- **Exercise**:
Only lines containing the string "JSON" belong in the answer; copy all of them from the entries.

- **Supplied records**:
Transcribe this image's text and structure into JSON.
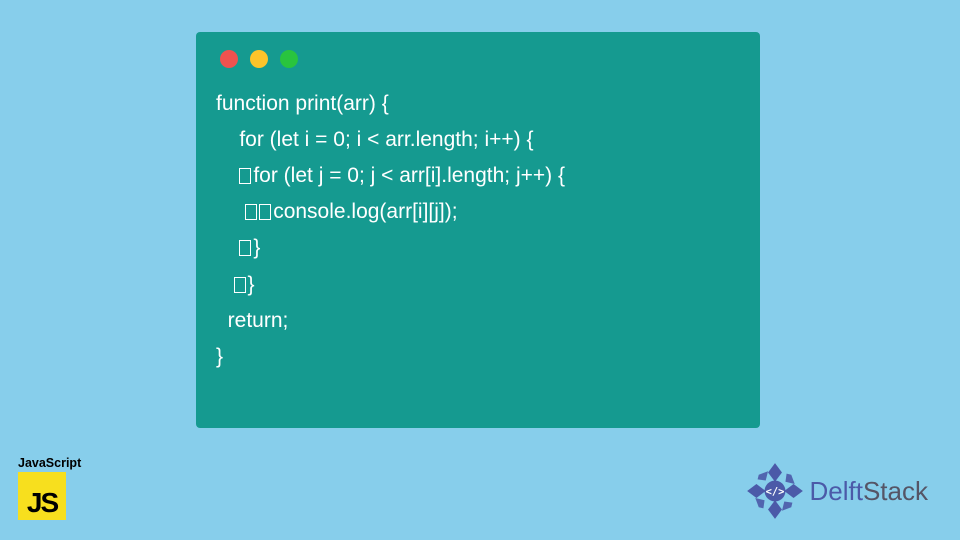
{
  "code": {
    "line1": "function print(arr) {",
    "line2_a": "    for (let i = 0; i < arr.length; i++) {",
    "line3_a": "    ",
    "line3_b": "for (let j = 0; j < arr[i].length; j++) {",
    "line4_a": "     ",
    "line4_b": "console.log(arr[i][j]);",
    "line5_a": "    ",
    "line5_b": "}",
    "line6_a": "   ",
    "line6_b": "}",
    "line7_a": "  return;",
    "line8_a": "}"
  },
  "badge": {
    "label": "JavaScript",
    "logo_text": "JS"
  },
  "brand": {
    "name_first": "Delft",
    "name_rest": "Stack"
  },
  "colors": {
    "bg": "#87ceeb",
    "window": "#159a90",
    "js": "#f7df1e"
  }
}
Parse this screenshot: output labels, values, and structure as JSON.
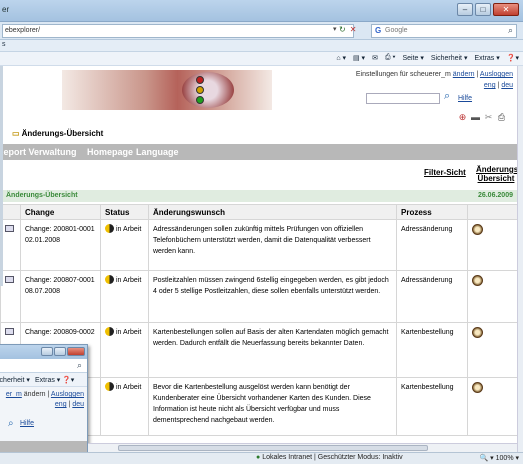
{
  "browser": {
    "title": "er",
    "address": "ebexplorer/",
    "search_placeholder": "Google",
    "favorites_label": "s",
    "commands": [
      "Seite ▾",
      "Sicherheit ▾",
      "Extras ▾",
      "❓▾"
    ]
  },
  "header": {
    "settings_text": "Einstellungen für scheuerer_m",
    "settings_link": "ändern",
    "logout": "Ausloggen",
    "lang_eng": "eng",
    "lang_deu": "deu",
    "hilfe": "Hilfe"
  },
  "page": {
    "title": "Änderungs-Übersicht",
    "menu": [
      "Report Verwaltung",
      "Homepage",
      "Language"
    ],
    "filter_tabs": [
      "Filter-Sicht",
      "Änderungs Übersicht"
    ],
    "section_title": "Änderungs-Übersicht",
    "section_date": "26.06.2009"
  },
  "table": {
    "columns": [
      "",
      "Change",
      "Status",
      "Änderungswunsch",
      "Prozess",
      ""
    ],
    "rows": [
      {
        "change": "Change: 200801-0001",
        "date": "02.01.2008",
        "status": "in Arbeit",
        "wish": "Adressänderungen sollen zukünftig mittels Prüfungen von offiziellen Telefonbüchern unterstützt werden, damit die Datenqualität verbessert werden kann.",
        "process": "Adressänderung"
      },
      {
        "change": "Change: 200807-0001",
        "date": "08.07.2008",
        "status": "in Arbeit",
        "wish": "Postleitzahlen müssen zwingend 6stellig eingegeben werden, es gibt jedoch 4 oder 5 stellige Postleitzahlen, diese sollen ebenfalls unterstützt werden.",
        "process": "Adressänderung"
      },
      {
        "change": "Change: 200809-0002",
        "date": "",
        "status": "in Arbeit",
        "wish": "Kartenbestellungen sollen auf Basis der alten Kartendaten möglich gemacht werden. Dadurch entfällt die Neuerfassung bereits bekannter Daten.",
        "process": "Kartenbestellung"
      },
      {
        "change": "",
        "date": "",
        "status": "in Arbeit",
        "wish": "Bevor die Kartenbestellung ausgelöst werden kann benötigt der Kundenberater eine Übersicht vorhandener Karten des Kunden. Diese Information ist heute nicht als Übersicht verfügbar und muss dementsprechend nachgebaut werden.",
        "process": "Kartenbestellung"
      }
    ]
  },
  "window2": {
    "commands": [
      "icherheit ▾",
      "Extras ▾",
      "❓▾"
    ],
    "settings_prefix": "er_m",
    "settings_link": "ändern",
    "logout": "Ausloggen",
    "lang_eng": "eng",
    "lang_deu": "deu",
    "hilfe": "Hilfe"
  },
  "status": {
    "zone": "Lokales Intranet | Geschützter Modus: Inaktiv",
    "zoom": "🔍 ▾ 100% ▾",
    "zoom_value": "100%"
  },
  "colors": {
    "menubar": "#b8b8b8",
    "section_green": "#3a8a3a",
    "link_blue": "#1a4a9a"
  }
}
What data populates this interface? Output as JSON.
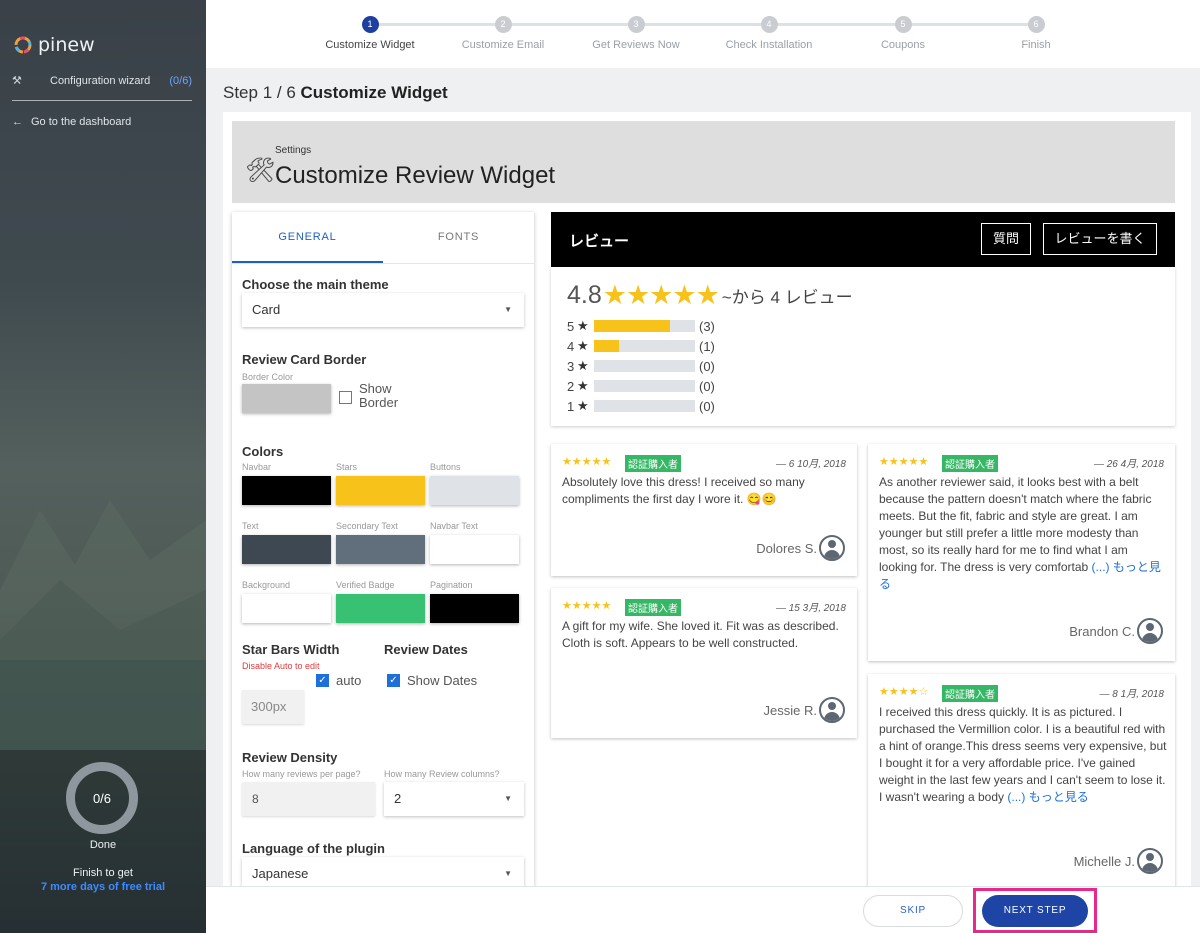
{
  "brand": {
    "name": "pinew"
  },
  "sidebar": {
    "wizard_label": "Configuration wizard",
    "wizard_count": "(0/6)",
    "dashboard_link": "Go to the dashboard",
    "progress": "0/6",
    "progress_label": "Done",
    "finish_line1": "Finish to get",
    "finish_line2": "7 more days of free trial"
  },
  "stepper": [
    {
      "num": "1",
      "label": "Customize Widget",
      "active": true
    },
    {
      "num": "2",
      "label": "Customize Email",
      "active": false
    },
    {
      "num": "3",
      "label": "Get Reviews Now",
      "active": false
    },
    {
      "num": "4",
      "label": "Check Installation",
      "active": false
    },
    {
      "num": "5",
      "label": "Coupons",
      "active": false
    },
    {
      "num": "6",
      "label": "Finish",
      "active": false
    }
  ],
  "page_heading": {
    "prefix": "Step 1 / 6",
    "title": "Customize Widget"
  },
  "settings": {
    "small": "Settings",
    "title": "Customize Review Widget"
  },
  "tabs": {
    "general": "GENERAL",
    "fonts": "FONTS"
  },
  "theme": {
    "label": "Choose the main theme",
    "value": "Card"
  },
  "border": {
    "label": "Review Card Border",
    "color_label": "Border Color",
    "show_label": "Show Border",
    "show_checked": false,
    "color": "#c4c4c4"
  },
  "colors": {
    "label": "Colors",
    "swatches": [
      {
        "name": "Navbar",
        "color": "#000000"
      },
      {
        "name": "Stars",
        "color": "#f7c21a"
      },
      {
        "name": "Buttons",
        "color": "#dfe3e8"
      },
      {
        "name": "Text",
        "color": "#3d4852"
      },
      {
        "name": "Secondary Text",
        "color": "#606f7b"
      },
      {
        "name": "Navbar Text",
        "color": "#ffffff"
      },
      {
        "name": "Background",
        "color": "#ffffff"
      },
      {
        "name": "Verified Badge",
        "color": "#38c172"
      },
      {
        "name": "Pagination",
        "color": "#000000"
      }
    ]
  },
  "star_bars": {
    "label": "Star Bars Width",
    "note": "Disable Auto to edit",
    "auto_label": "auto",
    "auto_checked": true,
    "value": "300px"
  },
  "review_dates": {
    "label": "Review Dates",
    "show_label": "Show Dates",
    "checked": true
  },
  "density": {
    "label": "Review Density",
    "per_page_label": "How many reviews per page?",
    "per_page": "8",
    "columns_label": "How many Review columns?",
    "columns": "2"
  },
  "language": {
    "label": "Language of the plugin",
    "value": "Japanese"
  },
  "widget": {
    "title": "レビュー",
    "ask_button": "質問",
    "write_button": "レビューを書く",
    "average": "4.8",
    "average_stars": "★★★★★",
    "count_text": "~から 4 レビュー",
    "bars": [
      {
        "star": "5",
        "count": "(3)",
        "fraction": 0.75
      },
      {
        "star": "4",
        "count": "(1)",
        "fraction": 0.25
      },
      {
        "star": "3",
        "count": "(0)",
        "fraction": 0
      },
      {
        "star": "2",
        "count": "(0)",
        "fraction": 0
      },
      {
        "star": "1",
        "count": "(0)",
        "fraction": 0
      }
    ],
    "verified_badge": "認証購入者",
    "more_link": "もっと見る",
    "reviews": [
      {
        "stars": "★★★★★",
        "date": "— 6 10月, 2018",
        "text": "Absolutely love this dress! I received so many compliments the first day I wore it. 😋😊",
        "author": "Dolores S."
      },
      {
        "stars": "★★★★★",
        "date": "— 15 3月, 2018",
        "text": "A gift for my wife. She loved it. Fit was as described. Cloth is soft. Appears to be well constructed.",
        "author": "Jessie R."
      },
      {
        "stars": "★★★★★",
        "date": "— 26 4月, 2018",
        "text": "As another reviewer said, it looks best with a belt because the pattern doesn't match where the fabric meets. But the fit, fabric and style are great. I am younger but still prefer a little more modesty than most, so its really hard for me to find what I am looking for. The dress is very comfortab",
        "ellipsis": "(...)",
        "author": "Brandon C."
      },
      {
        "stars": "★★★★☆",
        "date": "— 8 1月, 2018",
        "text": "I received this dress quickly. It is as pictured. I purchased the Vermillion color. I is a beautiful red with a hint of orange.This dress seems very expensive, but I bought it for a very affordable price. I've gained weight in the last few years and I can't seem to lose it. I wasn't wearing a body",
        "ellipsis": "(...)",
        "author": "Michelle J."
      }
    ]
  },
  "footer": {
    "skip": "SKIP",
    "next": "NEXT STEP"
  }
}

- **Result of the exercise**:
Transcribe this image's text and structure into JSON.
Parse this screenshot: output labels, values, and structure as JSON.
What data populates this interface? Output as JSON.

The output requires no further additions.